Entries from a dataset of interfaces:
▽
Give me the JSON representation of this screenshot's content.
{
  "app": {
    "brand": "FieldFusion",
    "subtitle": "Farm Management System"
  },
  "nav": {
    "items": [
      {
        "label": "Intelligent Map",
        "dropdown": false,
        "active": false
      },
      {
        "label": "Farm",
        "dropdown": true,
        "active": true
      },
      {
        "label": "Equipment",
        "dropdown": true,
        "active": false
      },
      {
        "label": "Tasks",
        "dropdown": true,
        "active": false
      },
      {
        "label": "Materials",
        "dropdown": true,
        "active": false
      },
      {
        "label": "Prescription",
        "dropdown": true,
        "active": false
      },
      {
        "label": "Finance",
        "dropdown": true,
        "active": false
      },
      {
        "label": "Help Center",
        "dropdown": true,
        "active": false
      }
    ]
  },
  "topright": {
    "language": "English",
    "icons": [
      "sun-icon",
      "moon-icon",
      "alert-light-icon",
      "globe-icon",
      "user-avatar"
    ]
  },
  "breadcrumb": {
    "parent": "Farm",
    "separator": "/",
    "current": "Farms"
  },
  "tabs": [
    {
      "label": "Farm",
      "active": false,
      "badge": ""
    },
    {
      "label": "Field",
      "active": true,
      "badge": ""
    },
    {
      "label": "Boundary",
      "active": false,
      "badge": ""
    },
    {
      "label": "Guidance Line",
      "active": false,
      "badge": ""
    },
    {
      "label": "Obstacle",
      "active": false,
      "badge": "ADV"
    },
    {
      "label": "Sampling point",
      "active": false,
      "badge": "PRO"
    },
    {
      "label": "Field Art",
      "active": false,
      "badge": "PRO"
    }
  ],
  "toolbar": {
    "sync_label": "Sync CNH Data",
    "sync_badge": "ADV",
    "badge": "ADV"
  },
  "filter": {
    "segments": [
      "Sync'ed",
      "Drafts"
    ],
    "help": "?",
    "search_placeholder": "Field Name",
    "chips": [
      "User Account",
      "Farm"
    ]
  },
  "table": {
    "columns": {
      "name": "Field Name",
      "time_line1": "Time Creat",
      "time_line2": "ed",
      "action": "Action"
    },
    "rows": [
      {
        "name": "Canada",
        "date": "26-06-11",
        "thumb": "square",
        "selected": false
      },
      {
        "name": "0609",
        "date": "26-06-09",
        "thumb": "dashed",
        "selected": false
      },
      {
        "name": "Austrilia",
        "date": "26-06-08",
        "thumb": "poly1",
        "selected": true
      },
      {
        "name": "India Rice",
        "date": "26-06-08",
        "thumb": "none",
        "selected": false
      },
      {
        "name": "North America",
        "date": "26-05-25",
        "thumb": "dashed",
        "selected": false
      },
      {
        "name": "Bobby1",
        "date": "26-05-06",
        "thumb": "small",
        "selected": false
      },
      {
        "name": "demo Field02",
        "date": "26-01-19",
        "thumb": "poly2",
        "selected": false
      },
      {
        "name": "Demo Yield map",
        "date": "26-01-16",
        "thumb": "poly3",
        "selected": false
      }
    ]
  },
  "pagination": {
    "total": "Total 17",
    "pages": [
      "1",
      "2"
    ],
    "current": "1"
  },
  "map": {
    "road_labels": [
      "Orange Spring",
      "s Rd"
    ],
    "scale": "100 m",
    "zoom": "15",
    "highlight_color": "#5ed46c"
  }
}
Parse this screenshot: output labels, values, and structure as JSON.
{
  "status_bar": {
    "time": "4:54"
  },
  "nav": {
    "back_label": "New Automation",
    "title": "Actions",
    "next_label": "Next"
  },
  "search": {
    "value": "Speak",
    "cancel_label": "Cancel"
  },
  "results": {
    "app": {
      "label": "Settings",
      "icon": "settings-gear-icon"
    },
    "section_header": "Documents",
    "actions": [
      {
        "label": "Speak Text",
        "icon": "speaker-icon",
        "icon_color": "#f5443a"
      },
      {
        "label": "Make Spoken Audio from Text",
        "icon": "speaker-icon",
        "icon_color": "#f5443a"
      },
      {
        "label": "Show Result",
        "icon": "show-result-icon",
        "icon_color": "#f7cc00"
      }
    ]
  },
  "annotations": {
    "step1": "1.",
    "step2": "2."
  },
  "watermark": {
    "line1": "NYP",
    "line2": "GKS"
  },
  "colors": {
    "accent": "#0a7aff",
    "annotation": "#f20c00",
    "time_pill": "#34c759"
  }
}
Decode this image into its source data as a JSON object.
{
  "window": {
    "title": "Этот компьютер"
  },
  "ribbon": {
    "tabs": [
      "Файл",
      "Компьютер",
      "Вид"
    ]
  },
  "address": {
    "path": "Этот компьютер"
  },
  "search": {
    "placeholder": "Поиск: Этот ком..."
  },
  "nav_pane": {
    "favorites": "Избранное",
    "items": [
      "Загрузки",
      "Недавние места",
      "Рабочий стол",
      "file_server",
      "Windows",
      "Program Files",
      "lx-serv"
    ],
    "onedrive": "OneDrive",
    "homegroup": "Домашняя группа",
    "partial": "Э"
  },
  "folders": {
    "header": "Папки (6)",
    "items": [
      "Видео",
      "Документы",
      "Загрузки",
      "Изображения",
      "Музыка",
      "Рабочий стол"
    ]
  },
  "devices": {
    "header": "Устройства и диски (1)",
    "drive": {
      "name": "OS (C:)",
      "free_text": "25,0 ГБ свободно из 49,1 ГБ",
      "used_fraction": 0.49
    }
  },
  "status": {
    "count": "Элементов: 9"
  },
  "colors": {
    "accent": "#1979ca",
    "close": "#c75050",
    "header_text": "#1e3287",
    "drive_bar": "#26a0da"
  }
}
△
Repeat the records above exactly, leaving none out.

- **Answer space**
Give me the JSON representation of this screenshot's content.
{
  "app": {
    "brand": "FieldFusion",
    "subtitle": "Farm Management System"
  },
  "nav": {
    "items": [
      {
        "label": "Intelligent Map",
        "dropdown": false,
        "active": false
      },
      {
        "label": "Farm",
        "dropdown": true,
        "active": true
      },
      {
        "label": "Equipment",
        "dropdown": true,
        "active": false
      },
      {
        "label": "Tasks",
        "dropdown": true,
        "active": false
      },
      {
        "label": "Materials",
        "dropdown": true,
        "active": false
      },
      {
        "label": "Prescription",
        "dropdown": true,
        "active": false
      },
      {
        "label": "Finance",
        "dropdown": true,
        "active": false
      },
      {
        "label": "Help Center",
        "dropdown": true,
        "active": false
      }
    ]
  },
  "topright": {
    "language": "English",
    "icons": [
      "sun-icon",
      "moon-icon",
      "alert-light-icon",
      "globe-icon",
      "user-avatar"
    ]
  },
  "breadcrumb": {
    "parent": "Farm",
    "separator": "/",
    "current": "Farms"
  },
  "tabs": [
    {
      "label": "Farm",
      "active": false,
      "badge": ""
    },
    {
      "label": "Field",
      "active": true,
      "badge": ""
    },
    {
      "label": "Boundary",
      "active": false,
      "badge": ""
    },
    {
      "label": "Guidance Line",
      "active": false,
      "badge": ""
    },
    {
      "label": "Obstacle",
      "active": false,
      "badge": "ADV"
    },
    {
      "label": "Sampling point",
      "active": false,
      "badge": "PRO"
    },
    {
      "label": "Field Art",
      "active": false,
      "badge": "PRO"
    }
  ],
  "toolbar": {
    "sync_label": "Sync CNH Data",
    "sync_badge": "ADV",
    "badge": "ADV"
  },
  "filter": {
    "segments": [
      "Sync'ed",
      "Drafts"
    ],
    "help": "?",
    "search_placeholder": "Field Name",
    "chips": [
      "User Account",
      "Farm"
    ]
  },
  "table": {
    "columns": {
      "name": "Field Name",
      "time_line1": "Time Creat",
      "time_line2": "ed",
      "action": "Action"
    },
    "rows": [
      {
        "name": "Canada",
        "date": "26-06-11",
        "thumb": "square",
        "selected": false
      },
      {
        "name": "0609",
        "date": "26-06-09",
        "thumb": "dashed",
        "selected": false
      },
      {
        "name": "Austrilia",
        "date": "26-06-08",
        "thumb": "poly1",
        "selected": true
      },
      {
        "name": "India Rice",
        "date": "26-06-08",
        "thumb": "none",
        "selected": false
      },
      {
        "name": "North America",
        "date": "26-05-25",
        "thumb": "dashed",
        "selected": false
      },
      {
        "name": "Bobby1",
        "date": "26-05-06",
        "thumb": "small",
        "selected": false
      },
      {
        "name": "demo Field02",
        "date": "26-01-19",
        "thumb": "poly2",
        "selected": false
      },
      {
        "name": "Demo Yield map",
        "date": "26-01-16",
        "thumb": "poly3",
        "selected": false
      }
    ]
  },
  "pagination": {
    "total": "Total 17",
    "pages": [
      "1",
      "2"
    ],
    "current": "1"
  },
  "map": {
    "road_labels": [
      "Orange Spring",
      "s Rd"
    ],
    "scale": "100 m",
    "zoom": "15",
    "highlight_color": "#5ed46c"
  }
}
Parse this screenshot: output labels, values, and structure as JSON.
{
  "status_bar": {
    "time": "4:54"
  },
  "nav": {
    "back_label": "New Automation",
    "title": "Actions",
    "next_label": "Next"
  },
  "search": {
    "value": "Speak",
    "cancel_label": "Cancel"
  },
  "results": {
    "app": {
      "label": "Settings",
      "icon": "settings-gear-icon"
    },
    "section_header": "Documents",
    "actions": [
      {
        "label": "Speak Text",
        "icon": "speaker-icon",
        "icon_color": "#f5443a"
      },
      {
        "label": "Make Spoken Audio from Text",
        "icon": "speaker-icon",
        "icon_color": "#f5443a"
      },
      {
        "label": "Show Result",
        "icon": "show-result-icon",
        "icon_color": "#f7cc00"
      }
    ]
  },
  "annotations": {
    "step1": "1.",
    "step2": "2."
  },
  "watermark": {
    "line1": "NYP",
    "line2": "GKS"
  },
  "colors": {
    "accent": "#0a7aff",
    "annotation": "#f20c00",
    "time_pill": "#34c759"
  }
}
Decode this image into its source data as a JSON object.
{
  "window": {
    "title": "Этот компьютер"
  },
  "ribbon": {
    "tabs": [
      "Файл",
      "Компьютер",
      "Вид"
    ]
  },
  "address": {
    "path": "Этот компьютер"
  },
  "search": {
    "placeholder": "Поиск: Этот ком..."
  },
  "nav_pane": {
    "favorites": "Избранное",
    "items": [
      "Загрузки",
      "Недавние места",
      "Рабочий стол",
      "file_server",
      "Windows",
      "Program Files",
      "lx-serv"
    ],
    "onedrive": "OneDrive",
    "homegroup": "Домашняя группа",
    "partial": "Э"
  },
  "folders": {
    "header": "Папки (6)",
    "items": [
      "Видео",
      "Документы",
      "Загрузки",
      "Изображения",
      "Музыка",
      "Рабочий стол"
    ]
  },
  "devices": {
    "header": "Устройства и диски (1)",
    "drive": {
      "name": "OS (C:)",
      "free_text": "25,0 ГБ свободно из 49,1 ГБ",
      "used_fraction": 0.49
    }
  },
  "status": {
    "count": "Элементов: 9"
  },
  "colors": {
    "accent": "#1979ca",
    "close": "#c75050",
    "header_text": "#1e3287",
    "drive_bar": "#26a0da"
  }
}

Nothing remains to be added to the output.